### EXERCISE DIRECTIONS:
Copy out each line of the data holding "Administrator".
*** SUPPLIED INFORMATION Section Begins ***
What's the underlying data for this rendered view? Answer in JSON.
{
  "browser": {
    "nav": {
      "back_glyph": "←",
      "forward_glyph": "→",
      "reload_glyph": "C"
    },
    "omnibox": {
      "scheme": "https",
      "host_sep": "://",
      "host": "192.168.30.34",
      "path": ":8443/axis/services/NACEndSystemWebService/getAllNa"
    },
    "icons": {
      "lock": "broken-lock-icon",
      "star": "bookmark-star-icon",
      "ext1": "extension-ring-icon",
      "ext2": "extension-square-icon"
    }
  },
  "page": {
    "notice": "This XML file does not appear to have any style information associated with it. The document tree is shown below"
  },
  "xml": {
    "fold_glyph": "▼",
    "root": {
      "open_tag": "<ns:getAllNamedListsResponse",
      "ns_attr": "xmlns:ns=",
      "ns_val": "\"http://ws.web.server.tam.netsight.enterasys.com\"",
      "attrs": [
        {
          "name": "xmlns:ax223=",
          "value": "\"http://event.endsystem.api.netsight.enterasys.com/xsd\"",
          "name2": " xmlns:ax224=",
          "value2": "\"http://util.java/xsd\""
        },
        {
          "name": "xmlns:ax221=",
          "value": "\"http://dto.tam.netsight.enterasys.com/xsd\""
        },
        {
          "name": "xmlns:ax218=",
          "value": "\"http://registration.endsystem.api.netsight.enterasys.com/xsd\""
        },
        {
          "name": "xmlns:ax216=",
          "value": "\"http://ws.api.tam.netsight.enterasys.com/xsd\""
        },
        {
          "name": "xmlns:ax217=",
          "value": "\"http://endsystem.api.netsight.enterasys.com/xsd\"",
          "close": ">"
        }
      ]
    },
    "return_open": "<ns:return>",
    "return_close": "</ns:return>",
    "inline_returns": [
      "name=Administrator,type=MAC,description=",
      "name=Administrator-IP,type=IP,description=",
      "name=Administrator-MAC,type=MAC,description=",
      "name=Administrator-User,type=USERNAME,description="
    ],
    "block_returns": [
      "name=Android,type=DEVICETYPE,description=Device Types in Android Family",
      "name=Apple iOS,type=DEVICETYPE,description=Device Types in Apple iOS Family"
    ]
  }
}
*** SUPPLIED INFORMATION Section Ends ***
### SOLUTION TO THE EXERCISE:
      "name=Administrator,type=MAC,description=",
      "name=Administrator-IP,type=IP,description=",
      "name=Administrator-MAC,type=MAC,description=",
      "name=Administrator-User,type=USERNAME,description="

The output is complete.